Website and app data records
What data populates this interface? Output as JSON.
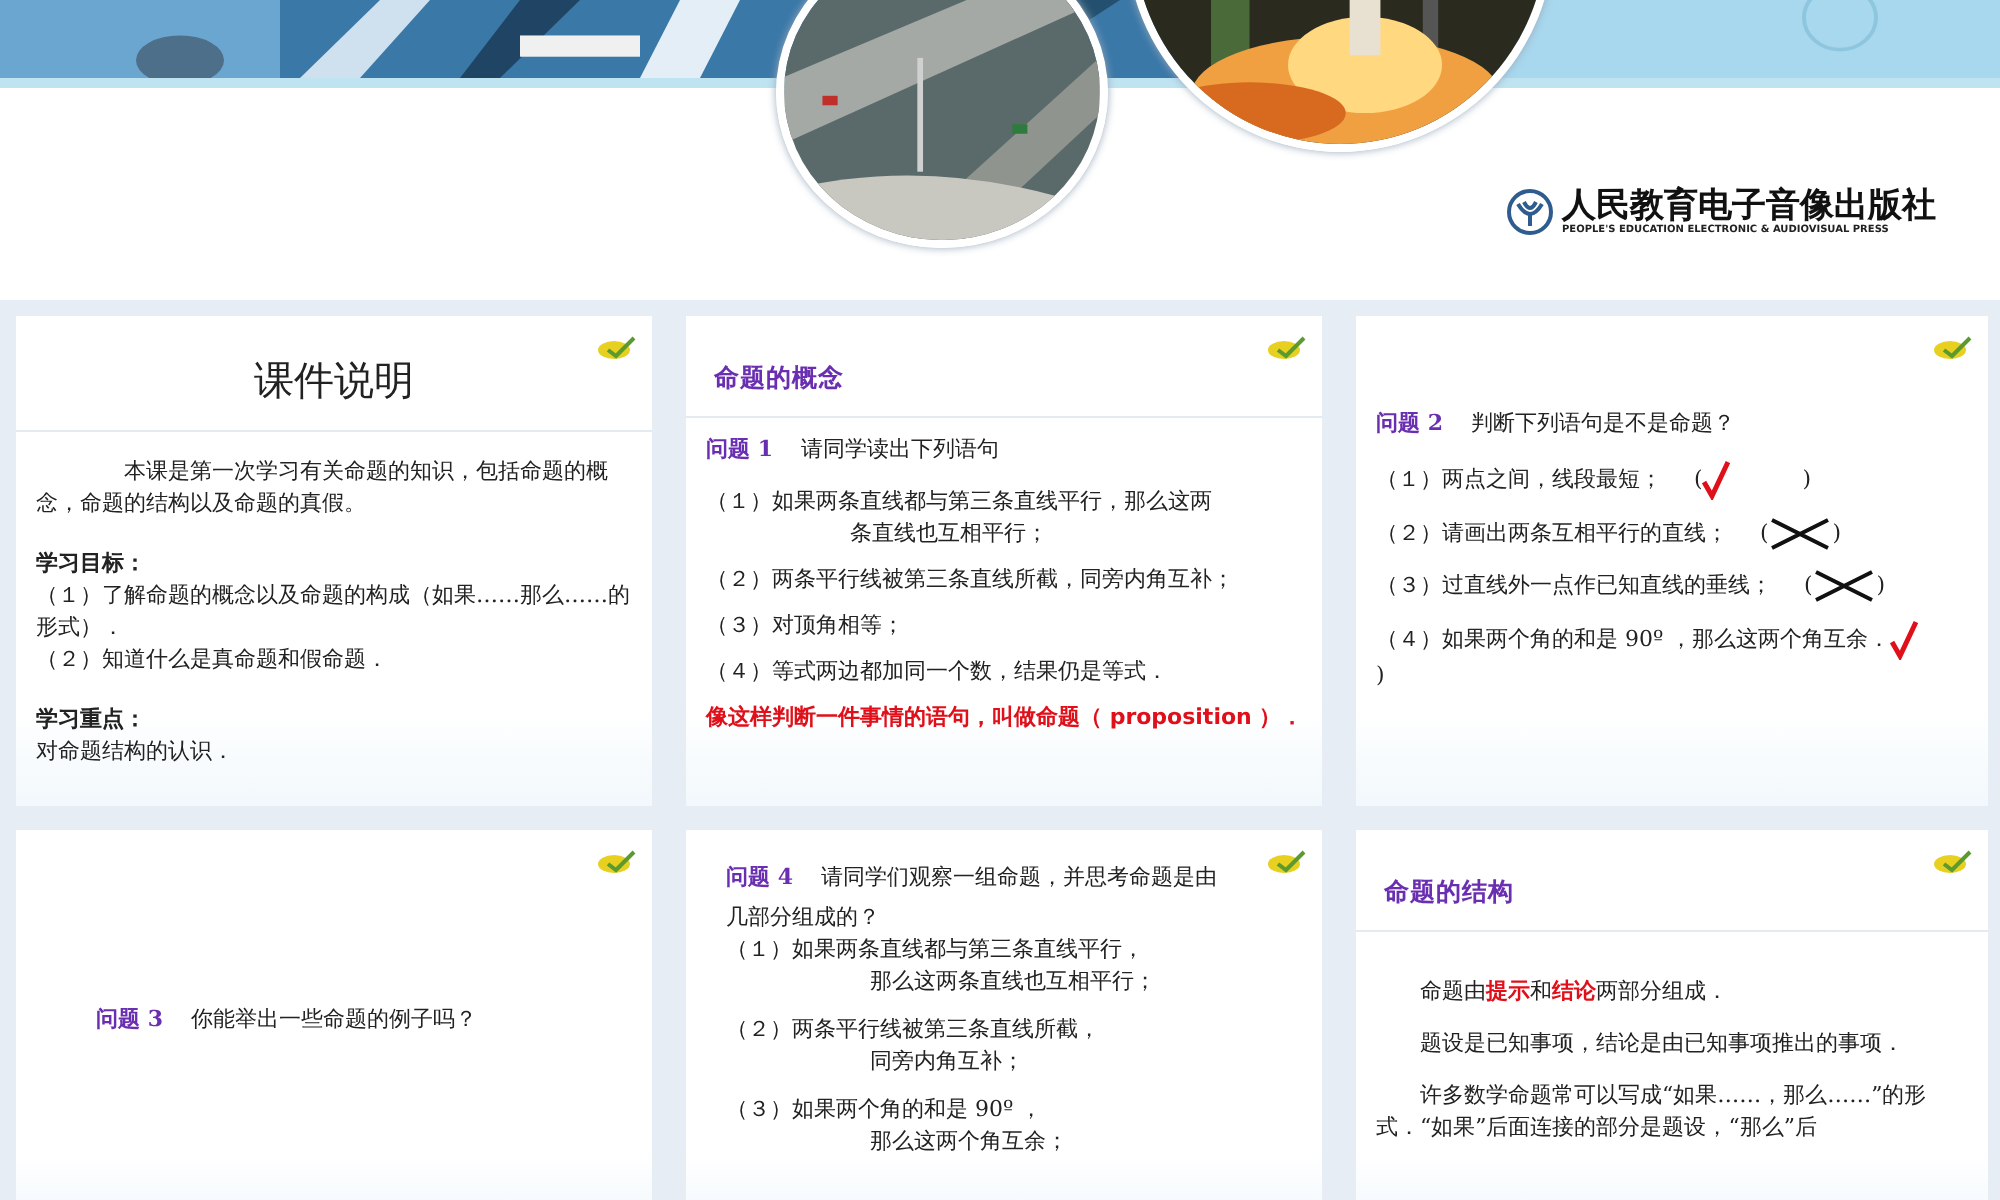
{
  "banner": {
    "publisher": "人民教育电子音像出版社",
    "publisher_en": "PEOPLE'S EDUCATION ELECTRONIC & AUDIOVISUAL PRESS"
  },
  "slides": [
    {
      "kind": "notes",
      "title": "课件说明",
      "blocks": [
        {
          "kind": "paragraph",
          "text": "本课是第一次学习有关命题的知识，包括命题的概念，命题的结构以及命题的真假。"
        },
        {
          "kind": "heading",
          "text": "学习目标："
        },
        {
          "kind": "plain",
          "text": "（１）了解命题的概念以及命题的构成（如果……那么……的形式）．"
        },
        {
          "kind": "plain",
          "text": "（２）知道什么是真命题和假命题．"
        },
        {
          "kind": "heading",
          "text": "学习重点："
        },
        {
          "kind": "plain",
          "text": "对命题结构的认识．"
        }
      ]
    },
    {
      "kind": "section",
      "title": "命题的概念",
      "blocks": [
        {
          "kind": "question",
          "label": "问题 1",
          "text": "请同学读出下列语句"
        },
        {
          "kind": "item",
          "lines": [
            "（１）如果两条直线都与第三条直线平行，那么这两",
            "条直线也互相平行；"
          ]
        },
        {
          "kind": "item",
          "lines": [
            "（２）两条平行线被第三条直线所截，同旁内角互补；"
          ]
        },
        {
          "kind": "item",
          "lines": [
            "（３）对顶角相等；"
          ]
        },
        {
          "kind": "item",
          "lines": [
            "（４）等式两边都加同一个数，结果仍是等式．"
          ]
        },
        {
          "kind": "note",
          "text": "像这样判断一件事情的语句，叫做命题（ proposition ）．"
        }
      ]
    },
    {
      "kind": "exercise",
      "blocks": [
        {
          "kind": "question",
          "label": "问题 2",
          "text": "判断下列语句是不是命题？"
        },
        {
          "kind": "judgement",
          "text": "（１）两点之间，线段最短；",
          "open": "(",
          "close": ")",
          "is_proposition": true
        },
        {
          "kind": "judgement",
          "text": "（２）请画出两条互相平行的直线；",
          "open": "(",
          "close": ")",
          "is_proposition": false
        },
        {
          "kind": "judgement",
          "text": "（３）过直线外一点作已知直线的垂线；",
          "open": "(",
          "close": ")",
          "is_proposition": false
        },
        {
          "kind": "judgement",
          "text": "（４）如果两个角的和是 90º ，那么这两个角互余．",
          "close": ")",
          "is_proposition": true
        }
      ]
    },
    {
      "kind": "prompt",
      "blocks": [
        {
          "kind": "question",
          "label": "问题 3",
          "text": "你能举出一些命题的例子吗？"
        }
      ]
    },
    {
      "kind": "compact",
      "blocks": [
        {
          "kind": "question",
          "label": "问题 4",
          "text": "请同学们观察一组命题，并思考命题是由"
        },
        {
          "kind": "plain",
          "text": "几部分组成的？"
        },
        {
          "kind": "item",
          "lines": [
            "（１）如果两条直线都与第三条直线平行，",
            "那么这两条直线也互相平行；"
          ]
        },
        {
          "kind": "item",
          "lines": [
            "（２）两条平行线被第三条直线所截，",
            "同旁内角互补；"
          ]
        },
        {
          "kind": "item",
          "lines": [
            "（３）如果两个角的和是 90º ，",
            "那么这两个角互余；"
          ]
        }
      ]
    },
    {
      "kind": "section",
      "title": "命题的结构",
      "blocks": [
        {
          "kind": "paragraph",
          "text": "命题由**提示**和**结论**两部分组成．"
        },
        {
          "kind": "paragraph",
          "text": "题设是已知事项，结论是由已知事项推出的事项．"
        },
        {
          "kind": "paragraph",
          "text": "许多数学命题常可以写成“如果……，那么……”的形式．“如果”后面连接的部分是题设，“那么”后"
        }
      ]
    }
  ]
}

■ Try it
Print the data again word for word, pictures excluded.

■ Response to this task
What data populates this interface? Output as JSON.
{
  "banner": {
    "publisher": "人民教育电子音像出版社",
    "publisher_en": "PEOPLE'S EDUCATION ELECTRONIC & AUDIOVISUAL PRESS"
  },
  "slides": [
    {
      "kind": "notes",
      "title": "课件说明",
      "blocks": [
        {
          "kind": "paragraph",
          "text": "本课是第一次学习有关命题的知识，包括命题的概念，命题的结构以及命题的真假。"
        },
        {
          "kind": "heading",
          "text": "学习目标："
        },
        {
          "kind": "plain",
          "text": "（１）了解命题的概念以及命题的构成（如果……那么……的形式）．"
        },
        {
          "kind": "plain",
          "text": "（２）知道什么是真命题和假命题．"
        },
        {
          "kind": "heading",
          "text": "学习重点："
        },
        {
          "kind": "plain",
          "text": "对命题结构的认识．"
        }
      ]
    },
    {
      "kind": "section",
      "title": "命题的概念",
      "blocks": [
        {
          "kind": "question",
          "label": "问题 1",
          "text": "请同学读出下列语句"
        },
        {
          "kind": "item",
          "lines": [
            "（１）如果两条直线都与第三条直线平行，那么这两",
            "条直线也互相平行；"
          ]
        },
        {
          "kind": "item",
          "lines": [
            "（２）两条平行线被第三条直线所截，同旁内角互补；"
          ]
        },
        {
          "kind": "item",
          "lines": [
            "（３）对顶角相等；"
          ]
        },
        {
          "kind": "item",
          "lines": [
            "（４）等式两边都加同一个数，结果仍是等式．"
          ]
        },
        {
          "kind": "note",
          "text": "像这样判断一件事情的语句，叫做命题（ proposition ）．"
        }
      ]
    },
    {
      "kind": "exercise",
      "blocks": [
        {
          "kind": "question",
          "label": "问题 2",
          "text": "判断下列语句是不是命题？"
        },
        {
          "kind": "judgement",
          "text": "（１）两点之间，线段最短；",
          "open": "(",
          "close": ")",
          "is_proposition": true
        },
        {
          "kind": "judgement",
          "text": "（２）请画出两条互相平行的直线；",
          "open": "(",
          "close": ")",
          "is_proposition": false
        },
        {
          "kind": "judgement",
          "text": "（３）过直线外一点作已知直线的垂线；",
          "open": "(",
          "close": ")",
          "is_proposition": false
        },
        {
          "kind": "judgement",
          "text": "（４）如果两个角的和是 90º ，那么这两个角互余．",
          "close": ")",
          "is_proposition": true
        }
      ]
    },
    {
      "kind": "prompt",
      "blocks": [
        {
          "kind": "question",
          "label": "问题 3",
          "text": "你能举出一些命题的例子吗？"
        }
      ]
    },
    {
      "kind": "compact",
      "blocks": [
        {
          "kind": "question",
          "label": "问题 4",
          "text": "请同学们观察一组命题，并思考命题是由"
        },
        {
          "kind": "plain",
          "text": "几部分组成的？"
        },
        {
          "kind": "item",
          "lines": [
            "（１）如果两条直线都与第三条直线平行，",
            "那么这两条直线也互相平行；"
          ]
        },
        {
          "kind": "item",
          "lines": [
            "（２）两条平行线被第三条直线所截，",
            "同旁内角互补；"
          ]
        },
        {
          "kind": "item",
          "lines": [
            "（３）如果两个角的和是 90º ，",
            "那么这两个角互余；"
          ]
        }
      ]
    },
    {
      "kind": "section",
      "title": "命题的结构",
      "blocks": [
        {
          "kind": "paragraph",
          "text": "命题由**提示**和**结论**两部分组成．"
        },
        {
          "kind": "paragraph",
          "text": "题设是已知事项，结论是由已知事项推出的事项．"
        },
        {
          "kind": "paragraph",
          "text": "许多数学命题常可以写成“如果……，那么……”的形式．“如果”后面连接的部分是题设，“那么”后"
        }
      ]
    }
  ]
}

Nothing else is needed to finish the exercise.